Who's Definining UHC?
Having just done two adulatory posts about articles in The Washington Monthly, and planning another for tomorrow, I guess it's a matter of balance to take serious issue with the Monthly's blog, Political Animal, wherein Kevin Drum just posted a petulant and abusive attack on the Progressive Policy Institute's proposal for universal health coverage.
All you really need to know about Kevin's point of view is this statement about the PPI proposal:
[I]t's far too timid about at least acknowledging that our eventual goal should be a full-fledged, single-payer national healthcare system.
Well, hell, Kevin, if that's the case, I would agree with you that the PPI plan is too complicated, too compromising, too infeasible, etc., etc. Sure, PPI proposes one very simple idea--making the federal employee health plan a national model--but if the only definition of "universal health care" is to abolish private health insurance and cover everyone publicly, then obviously, anything short of that earns all those abusive adjectives.
But I somehow missed the moment when single-payer became not only progressive orthodoxy, but the only way to achieve universal coverage. As recently as 2004, John Kerry, John Edwards, Howard Dean, Dick Gephardt, Wesley Clark, and Joe Lieberman offered health care plans that would take the country pretty damn close to UHC without embracing a single-payer system at all. I'm not sure any of those plans could have been described in the seven points you consider so incredibly complex. Were they all compromising wimps? Did they all privately acknowledge that single-payer was the goal, and just cringe from saying it publicly?

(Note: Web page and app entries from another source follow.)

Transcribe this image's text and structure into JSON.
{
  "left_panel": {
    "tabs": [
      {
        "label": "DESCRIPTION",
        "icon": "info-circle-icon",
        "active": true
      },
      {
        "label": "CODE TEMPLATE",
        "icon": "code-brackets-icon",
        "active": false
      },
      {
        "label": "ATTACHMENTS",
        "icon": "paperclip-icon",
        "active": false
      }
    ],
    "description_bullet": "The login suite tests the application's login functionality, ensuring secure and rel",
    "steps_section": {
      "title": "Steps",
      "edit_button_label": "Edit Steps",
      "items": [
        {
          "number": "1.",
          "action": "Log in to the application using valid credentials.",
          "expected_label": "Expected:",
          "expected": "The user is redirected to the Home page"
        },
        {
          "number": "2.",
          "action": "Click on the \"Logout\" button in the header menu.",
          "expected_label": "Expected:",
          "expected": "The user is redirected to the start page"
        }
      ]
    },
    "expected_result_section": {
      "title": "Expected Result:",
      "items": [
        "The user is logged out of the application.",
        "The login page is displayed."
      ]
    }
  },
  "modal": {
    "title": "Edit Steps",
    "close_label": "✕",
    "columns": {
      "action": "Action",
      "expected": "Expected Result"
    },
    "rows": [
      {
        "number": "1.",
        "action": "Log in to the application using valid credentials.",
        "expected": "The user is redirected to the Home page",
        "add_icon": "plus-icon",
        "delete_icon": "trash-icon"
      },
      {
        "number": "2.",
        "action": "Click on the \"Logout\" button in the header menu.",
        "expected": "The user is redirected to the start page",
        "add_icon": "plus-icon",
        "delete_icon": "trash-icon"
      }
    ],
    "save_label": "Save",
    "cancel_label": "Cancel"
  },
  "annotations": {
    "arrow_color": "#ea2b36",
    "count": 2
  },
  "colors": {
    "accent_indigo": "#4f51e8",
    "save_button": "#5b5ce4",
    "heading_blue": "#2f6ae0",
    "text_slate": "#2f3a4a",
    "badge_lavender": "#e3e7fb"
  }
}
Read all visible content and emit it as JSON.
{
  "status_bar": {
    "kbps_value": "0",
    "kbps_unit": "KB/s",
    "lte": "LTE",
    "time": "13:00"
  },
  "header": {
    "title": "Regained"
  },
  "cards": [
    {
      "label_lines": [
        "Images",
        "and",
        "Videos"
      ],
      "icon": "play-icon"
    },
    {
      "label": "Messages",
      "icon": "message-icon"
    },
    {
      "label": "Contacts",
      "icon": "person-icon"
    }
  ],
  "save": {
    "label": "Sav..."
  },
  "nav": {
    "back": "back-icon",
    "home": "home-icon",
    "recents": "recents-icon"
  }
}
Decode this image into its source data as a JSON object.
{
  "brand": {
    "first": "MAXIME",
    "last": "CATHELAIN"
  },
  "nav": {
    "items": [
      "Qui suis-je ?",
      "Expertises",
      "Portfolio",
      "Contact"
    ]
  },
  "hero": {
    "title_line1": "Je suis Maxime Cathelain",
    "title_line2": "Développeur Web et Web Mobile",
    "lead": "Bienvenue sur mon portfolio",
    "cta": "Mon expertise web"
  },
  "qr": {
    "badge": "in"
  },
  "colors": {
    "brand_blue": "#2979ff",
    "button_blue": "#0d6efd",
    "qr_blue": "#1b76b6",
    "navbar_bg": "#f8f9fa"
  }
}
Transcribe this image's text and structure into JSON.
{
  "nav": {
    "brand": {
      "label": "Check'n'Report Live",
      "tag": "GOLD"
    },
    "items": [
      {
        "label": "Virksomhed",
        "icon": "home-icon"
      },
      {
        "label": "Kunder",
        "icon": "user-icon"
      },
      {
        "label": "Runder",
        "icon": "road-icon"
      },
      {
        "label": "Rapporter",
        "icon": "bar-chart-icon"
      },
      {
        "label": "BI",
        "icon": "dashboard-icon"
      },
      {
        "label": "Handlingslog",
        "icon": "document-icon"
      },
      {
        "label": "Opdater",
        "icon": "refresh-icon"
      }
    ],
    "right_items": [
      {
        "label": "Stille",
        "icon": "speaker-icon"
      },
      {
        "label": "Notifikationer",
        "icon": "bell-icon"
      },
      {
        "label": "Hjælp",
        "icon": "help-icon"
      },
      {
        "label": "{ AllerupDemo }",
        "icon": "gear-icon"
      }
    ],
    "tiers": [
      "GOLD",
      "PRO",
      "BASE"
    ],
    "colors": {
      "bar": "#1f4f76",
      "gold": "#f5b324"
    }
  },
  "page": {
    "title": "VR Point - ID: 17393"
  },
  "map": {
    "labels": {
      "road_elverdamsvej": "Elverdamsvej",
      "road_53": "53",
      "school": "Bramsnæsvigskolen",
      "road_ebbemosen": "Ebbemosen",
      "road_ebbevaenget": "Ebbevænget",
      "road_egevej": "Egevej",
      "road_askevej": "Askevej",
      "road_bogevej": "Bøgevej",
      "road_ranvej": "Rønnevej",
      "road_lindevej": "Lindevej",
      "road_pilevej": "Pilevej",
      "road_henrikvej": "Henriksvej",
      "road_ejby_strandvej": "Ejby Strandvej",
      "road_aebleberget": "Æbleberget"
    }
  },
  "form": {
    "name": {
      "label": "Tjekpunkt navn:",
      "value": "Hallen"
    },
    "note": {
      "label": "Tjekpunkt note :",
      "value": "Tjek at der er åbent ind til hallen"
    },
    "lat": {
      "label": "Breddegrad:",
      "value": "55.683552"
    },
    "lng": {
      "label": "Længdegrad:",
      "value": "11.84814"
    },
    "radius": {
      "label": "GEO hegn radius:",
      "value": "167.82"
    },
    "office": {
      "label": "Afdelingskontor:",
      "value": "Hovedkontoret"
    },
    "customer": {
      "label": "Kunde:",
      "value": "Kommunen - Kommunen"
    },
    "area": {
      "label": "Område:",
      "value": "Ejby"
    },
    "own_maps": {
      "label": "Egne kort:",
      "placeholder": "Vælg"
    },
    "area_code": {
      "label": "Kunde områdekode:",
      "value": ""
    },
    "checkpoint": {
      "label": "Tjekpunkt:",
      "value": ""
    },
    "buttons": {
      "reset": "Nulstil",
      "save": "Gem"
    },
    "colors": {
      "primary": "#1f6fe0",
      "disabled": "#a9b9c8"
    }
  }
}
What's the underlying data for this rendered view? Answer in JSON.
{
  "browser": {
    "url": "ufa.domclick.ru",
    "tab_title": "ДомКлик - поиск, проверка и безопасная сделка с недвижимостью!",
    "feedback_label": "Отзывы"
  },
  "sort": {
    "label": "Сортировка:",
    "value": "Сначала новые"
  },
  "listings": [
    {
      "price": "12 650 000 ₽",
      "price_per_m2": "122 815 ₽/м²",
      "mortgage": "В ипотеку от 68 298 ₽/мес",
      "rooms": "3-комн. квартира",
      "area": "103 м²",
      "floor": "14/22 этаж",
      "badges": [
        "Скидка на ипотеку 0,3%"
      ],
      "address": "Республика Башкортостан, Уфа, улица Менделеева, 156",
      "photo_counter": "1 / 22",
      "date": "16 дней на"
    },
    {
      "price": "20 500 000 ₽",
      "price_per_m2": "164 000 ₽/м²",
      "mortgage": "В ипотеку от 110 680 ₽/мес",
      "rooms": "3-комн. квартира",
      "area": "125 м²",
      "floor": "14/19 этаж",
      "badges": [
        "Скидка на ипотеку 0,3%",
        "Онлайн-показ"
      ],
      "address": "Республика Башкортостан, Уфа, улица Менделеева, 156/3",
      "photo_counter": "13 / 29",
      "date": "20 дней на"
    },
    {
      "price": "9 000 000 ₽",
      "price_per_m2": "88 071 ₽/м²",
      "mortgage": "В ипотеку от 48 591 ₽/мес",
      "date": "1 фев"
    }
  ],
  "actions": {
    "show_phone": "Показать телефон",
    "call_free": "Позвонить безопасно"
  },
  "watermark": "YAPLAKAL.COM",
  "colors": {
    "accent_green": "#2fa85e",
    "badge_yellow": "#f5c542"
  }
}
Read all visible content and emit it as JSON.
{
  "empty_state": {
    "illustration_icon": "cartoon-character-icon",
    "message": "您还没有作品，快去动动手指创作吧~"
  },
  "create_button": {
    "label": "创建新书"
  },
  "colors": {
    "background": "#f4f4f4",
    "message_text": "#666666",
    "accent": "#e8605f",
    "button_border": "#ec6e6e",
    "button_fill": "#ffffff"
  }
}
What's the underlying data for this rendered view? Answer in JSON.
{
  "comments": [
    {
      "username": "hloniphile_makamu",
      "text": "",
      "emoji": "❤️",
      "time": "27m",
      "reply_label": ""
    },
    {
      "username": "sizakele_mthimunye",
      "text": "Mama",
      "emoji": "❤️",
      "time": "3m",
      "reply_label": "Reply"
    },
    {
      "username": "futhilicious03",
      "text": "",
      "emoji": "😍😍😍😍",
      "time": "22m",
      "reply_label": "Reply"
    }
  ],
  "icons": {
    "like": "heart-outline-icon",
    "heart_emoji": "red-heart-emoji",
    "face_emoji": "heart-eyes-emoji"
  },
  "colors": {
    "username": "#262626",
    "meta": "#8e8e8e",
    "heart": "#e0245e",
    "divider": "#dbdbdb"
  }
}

As I suggested in my first comment on UHC a few days ago, the big debate among progressives isn't so much about whether to cover 90 percent, or 89 percent, or 100 percent of Americans, but the relative role of public and private insurance in getting there. That's a debate we have to have, and it's not advanced by those who deny there's anything to talk about. --